In an earlier era, the land had been home to Col. John Holder, one of Clark County’s first industrialists. Holder was an officer in the Revolutionary War in Virginia and Kentucky and served as commander at Fort Boonesborough after Daniel Boone left. He settled on 1,000 acres at the mouth of Lower Howard’s Creek, where he operated a tavern, ferry, boatyard and inspection warehouse on the Kentucky River. One could write a book about his exploits.
What about that decrepit old building on Athens-Boonesboro Road? In 1882 Hubbard L. Stevens and his wife Phoebe donated one acre of land to satisfy “their desire to have a church in the neighborhood.” The deed identified the location as “almost directly opposite Lewis Woodford’s house.” Woodford’s house still stands across the road (known more recently as the Richard Berini place). The land was deeded to the trustees of Cedar Grove Presbyterian Church.
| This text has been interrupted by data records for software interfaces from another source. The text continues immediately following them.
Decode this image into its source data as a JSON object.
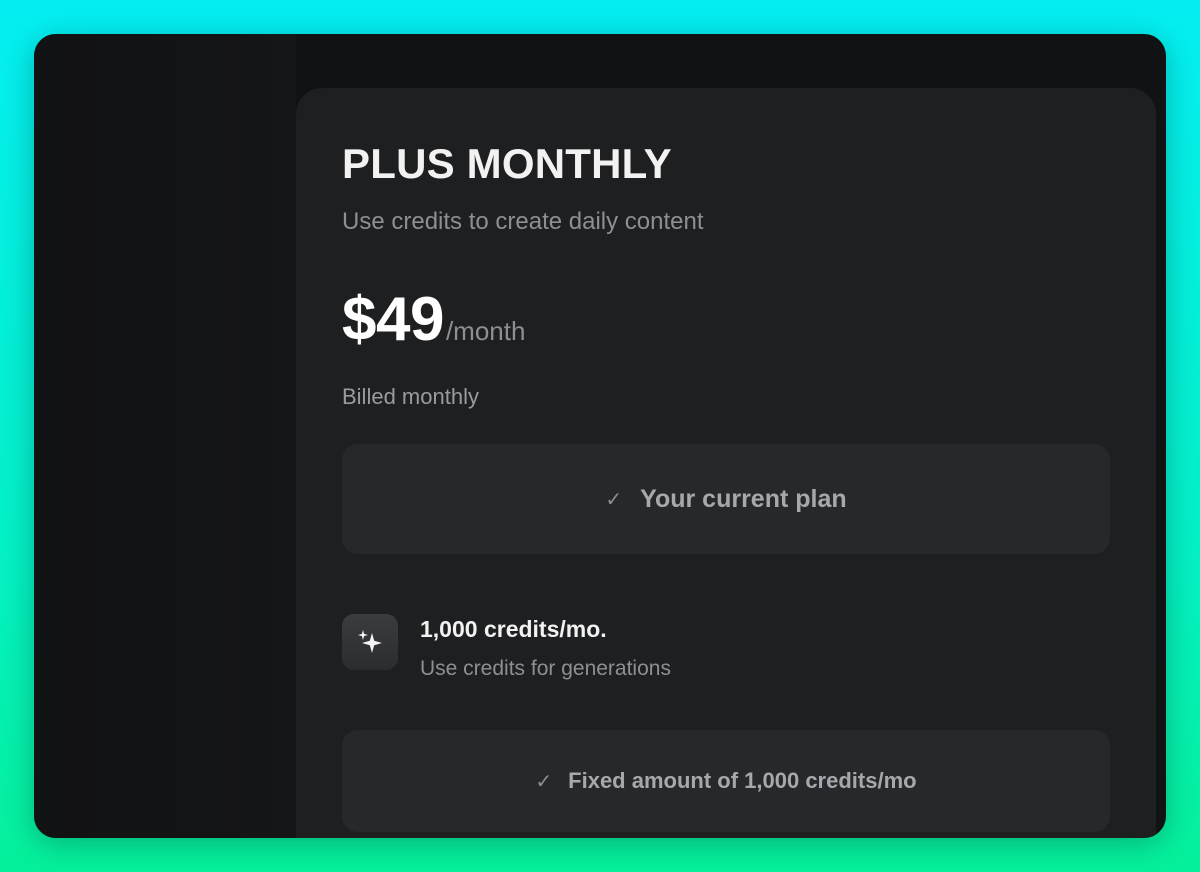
{
  "plan": {
    "title": "PLUS MONTHLY",
    "subtitle": "Use credits to create daily content",
    "price": "$49",
    "period": "/month",
    "billing": "Billed monthly",
    "current_plan_label": "Your current plan"
  },
  "feature": {
    "icon": "sparkles-icon",
    "title": "1,000 credits/mo.",
    "subtitle": "Use credits for generations"
  },
  "fixed_amount": {
    "label": "Fixed amount of 1,000 credits/mo"
  },
  "colors": {
    "background_gradient_top": "#04eef2",
    "background_gradient_bottom": "#05f09a",
    "window": "#111214",
    "card": "#1e1f21",
    "button": "#27282b"
  }
}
The church is shown on Clark County maps of 1926 and 1937 as Mt. Tabor. I’ve not been able to find the history of either congregation. A provision in the original deed stipulated the land was to revert to the Stevens family if the church ever closed its doors.
I can’t say that the old building was worth saving. Goodness knows we can’t save everything. I don’t even know if this is history worth remembering to anyone but me. It should be a cause for all of us to ponder what we do in the name of progress.
The Shely farm has over a mile of road frontage, making it a valuable development target. It seems inevitable that the historic farm will get chopped up for housing lots. In some quarters, this will be hailed as progress. Others will shake their heads and wonder where it will end.
“Progress,” it seems to me, is an elusive term that not everyone can agree on. Making progress often seems to involve people being able to make lots of money or, in some cases, being able to buy things really cheap. I think Walmart is an excellent example of both. It created multiple billionaires in the Walton family and is the place to go if you want to buy cheap stuff. But it also caused Main Street businesses to shutter all across the country. Add to that the cost of the jobs that were lost when the production of cheap stuff was offshored to cheap labor in Asia. Progress? That recalls a line from “Mt. Vernon Road” in Richard Taylor’s poetry collection—”Snow Falling on Water.” While driving out in the country on a one-lane road, a man asks:
“Are people happy living way out here?”
Well, yes and no.
Some would say we’re too far from Walmart,
others that we’re not far enough.”